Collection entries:
··········

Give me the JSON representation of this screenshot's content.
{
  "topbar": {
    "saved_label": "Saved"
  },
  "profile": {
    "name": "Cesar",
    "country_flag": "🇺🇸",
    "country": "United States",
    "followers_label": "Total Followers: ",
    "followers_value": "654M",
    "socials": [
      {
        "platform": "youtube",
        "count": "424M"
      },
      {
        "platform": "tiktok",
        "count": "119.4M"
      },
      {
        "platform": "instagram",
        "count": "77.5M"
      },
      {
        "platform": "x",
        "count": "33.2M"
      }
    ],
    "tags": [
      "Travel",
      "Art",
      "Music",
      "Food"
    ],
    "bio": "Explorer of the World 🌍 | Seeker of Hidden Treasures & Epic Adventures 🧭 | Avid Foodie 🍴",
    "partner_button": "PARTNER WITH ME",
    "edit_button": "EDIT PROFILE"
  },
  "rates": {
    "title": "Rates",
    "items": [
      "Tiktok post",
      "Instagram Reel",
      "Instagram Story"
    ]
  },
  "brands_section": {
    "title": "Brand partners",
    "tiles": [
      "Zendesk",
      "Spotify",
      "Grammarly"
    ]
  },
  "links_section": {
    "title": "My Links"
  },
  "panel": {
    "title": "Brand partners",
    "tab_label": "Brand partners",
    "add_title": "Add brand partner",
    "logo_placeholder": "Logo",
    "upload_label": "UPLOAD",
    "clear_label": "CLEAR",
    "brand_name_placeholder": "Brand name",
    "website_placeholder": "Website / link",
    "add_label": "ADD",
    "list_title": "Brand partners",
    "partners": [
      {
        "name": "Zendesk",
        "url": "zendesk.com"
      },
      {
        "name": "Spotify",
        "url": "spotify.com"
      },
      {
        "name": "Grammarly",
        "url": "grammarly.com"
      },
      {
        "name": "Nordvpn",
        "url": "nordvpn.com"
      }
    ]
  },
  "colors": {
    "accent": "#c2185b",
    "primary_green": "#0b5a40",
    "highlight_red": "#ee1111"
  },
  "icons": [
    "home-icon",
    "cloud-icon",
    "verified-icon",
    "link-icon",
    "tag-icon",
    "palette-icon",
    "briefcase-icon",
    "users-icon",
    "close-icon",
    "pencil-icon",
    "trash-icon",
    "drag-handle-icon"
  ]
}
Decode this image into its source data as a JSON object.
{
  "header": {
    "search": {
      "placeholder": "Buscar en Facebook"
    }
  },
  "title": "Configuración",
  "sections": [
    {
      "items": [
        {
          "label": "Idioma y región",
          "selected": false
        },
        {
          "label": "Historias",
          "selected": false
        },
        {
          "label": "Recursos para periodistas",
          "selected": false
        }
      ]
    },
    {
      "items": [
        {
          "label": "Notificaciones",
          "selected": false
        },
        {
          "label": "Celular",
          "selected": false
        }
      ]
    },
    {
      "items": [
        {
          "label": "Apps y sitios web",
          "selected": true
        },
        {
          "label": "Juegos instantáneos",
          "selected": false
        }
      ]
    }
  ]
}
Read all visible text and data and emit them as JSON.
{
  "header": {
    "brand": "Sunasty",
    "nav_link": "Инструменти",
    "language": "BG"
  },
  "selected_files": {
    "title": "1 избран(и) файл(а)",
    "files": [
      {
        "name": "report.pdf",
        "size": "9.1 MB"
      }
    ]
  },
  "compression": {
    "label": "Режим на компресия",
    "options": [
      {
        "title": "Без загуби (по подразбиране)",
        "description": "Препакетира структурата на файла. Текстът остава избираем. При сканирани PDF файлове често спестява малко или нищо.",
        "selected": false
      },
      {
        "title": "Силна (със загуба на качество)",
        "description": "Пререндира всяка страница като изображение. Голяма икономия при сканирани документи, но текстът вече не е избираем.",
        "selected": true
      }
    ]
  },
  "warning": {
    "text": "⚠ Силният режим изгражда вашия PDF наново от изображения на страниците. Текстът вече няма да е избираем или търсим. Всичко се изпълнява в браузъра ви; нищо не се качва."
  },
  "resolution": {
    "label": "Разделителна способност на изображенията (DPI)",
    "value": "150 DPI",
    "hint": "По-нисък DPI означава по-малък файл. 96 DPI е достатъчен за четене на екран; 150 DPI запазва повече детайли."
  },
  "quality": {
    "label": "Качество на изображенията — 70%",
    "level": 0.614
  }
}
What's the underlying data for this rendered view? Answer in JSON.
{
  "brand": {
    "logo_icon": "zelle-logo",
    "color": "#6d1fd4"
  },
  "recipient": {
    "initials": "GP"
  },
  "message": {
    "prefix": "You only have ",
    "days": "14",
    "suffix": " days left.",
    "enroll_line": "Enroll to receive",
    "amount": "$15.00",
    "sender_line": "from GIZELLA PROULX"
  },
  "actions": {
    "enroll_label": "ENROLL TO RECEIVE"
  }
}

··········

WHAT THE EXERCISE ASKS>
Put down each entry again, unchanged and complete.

ANSWER SECTION>
Give me the JSON representation of this screenshot's content.
{
  "topbar": {
    "saved_label": "Saved"
  },
  "profile": {
    "name": "Cesar",
    "country_flag": "🇺🇸",
    "country": "United States",
    "followers_label": "Total Followers: ",
    "followers_value": "654M",
    "socials": [
      {
        "platform": "youtube",
        "count": "424M"
      },
      {
        "platform": "tiktok",
        "count": "119.4M"
      },
      {
        "platform": "instagram",
        "count": "77.5M"
      },
      {
        "platform": "x",
        "count": "33.2M"
      }
    ],
    "tags": [
      "Travel",
      "Art",
      "Music",
      "Food"
    ],
    "bio": "Explorer of the World 🌍 | Seeker of Hidden Treasures & Epic Adventures 🧭 | Avid Foodie 🍴",
    "partner_button": "PARTNER WITH ME",
    "edit_button": "EDIT PROFILE"
  },
  "rates": {
    "title": "Rates",
    "items": [
      "Tiktok post",
      "Instagram Reel",
      "Instagram Story"
    ]
  },
  "brands_section": {
    "title": "Brand partners",
    "tiles": [
      "Zendesk",
      "Spotify",
      "Grammarly"
    ]
  },
  "links_section": {
    "title": "My Links"
  },
  "panel": {
    "title": "Brand partners",
    "tab_label": "Brand partners",
    "add_title": "Add brand partner",
    "logo_placeholder": "Logo",
    "upload_label": "UPLOAD",
    "clear_label": "CLEAR",
    "brand_name_placeholder": "Brand name",
    "website_placeholder": "Website / link",
    "add_label": "ADD",
    "list_title": "Brand partners",
    "partners": [
      {
        "name": "Zendesk",
        "url": "zendesk.com"
      },
      {
        "name": "Spotify",
        "url": "spotify.com"
      },
      {
        "name": "Grammarly",
        "url": "grammarly.com"
      },
      {
        "name": "Nordvpn",
        "url": "nordvpn.com"
      }
    ]
  },
  "colors": {
    "accent": "#c2185b",
    "primary_green": "#0b5a40",
    "highlight_red": "#ee1111"
  },
  "icons": [
    "home-icon",
    "cloud-icon",
    "verified-icon",
    "link-icon",
    "tag-icon",
    "palette-icon",
    "briefcase-icon",
    "users-icon",
    "close-icon",
    "pencil-icon",
    "trash-icon",
    "drag-handle-icon"
  ]
}
Decode this image into its source data as a JSON object.
{
  "header": {
    "search": {
      "placeholder": "Buscar en Facebook"
    }
  },
  "title": "Configuración",
  "sections": [
    {
      "items": [
        {
          "label": "Idioma y región",
          "selected": false
        },
        {
          "label": "Historias",
          "selected": false
        },
        {
          "label": "Recursos para periodistas",
          "selected": false
        }
      ]
    },
    {
      "items": [
        {
          "label": "Notificaciones",
          "selected": false
        },
        {
          "label": "Celular",
          "selected": false
        }
      ]
    },
    {
      "items": [
        {
          "label": "Apps y sitios web",
          "selected": true
        },
        {
          "label": "Juegos instantáneos",
          "selected": false
        }
      ]
    }
  ]
}
Read all visible text and data and emit them as JSON.
{
  "header": {
    "brand": "Sunasty",
    "nav_link": "Инструменти",
    "language": "BG"
  },
  "selected_files": {
    "title": "1 избран(и) файл(а)",
    "files": [
      {
        "name": "report.pdf",
        "size": "9.1 MB"
      }
    ]
  },
  "compression": {
    "label": "Режим на компресия",
    "options": [
      {
        "title": "Без загуби (по подразбиране)",
        "description": "Препакетира структурата на файла. Текстът остава избираем. При сканирани PDF файлове често спестява малко или нищо.",
        "selected": false
      },
      {
        "title": "Силна (със загуба на качество)",
        "description": "Пререндира всяка страница като изображение. Голяма икономия при сканирани документи, но текстът вече не е избираем.",
        "selected": true
      }
    ]
  },
  "warning": {
    "text": "⚠ Силният режим изгражда вашия PDF наново от изображения на страниците. Текстът вече няма да е избираем или търсим. Всичко се изпълнява в браузъра ви; нищо не се качва."
  },
  "resolution": {
    "label": "Разделителна способност на изображенията (DPI)",
    "value": "150 DPI",
    "hint": "По-нисък DPI означава по-малък файл. 96 DPI е достатъчен за четене на екран; 150 DPI запазва повече детайли."
  },
  "quality": {
    "label": "Качество на изображенията — 70%",
    "level": 0.614
  }
}
What's the underlying data for this rendered view? Answer in JSON.
{
  "brand": {
    "logo_icon": "zelle-logo",
    "color": "#6d1fd4"
  },
  "recipient": {
    "initials": "GP"
  },
  "message": {
    "prefix": "You only have ",
    "days": "14",
    "suffix": " days left.",
    "enroll_line": "Enroll to receive",
    "amount": "$15.00",
    "sender_line": "from GIZELLA PROULX"
  },
  "actions": {
    "enroll_label": "ENROLL TO RECEIVE"
  }
}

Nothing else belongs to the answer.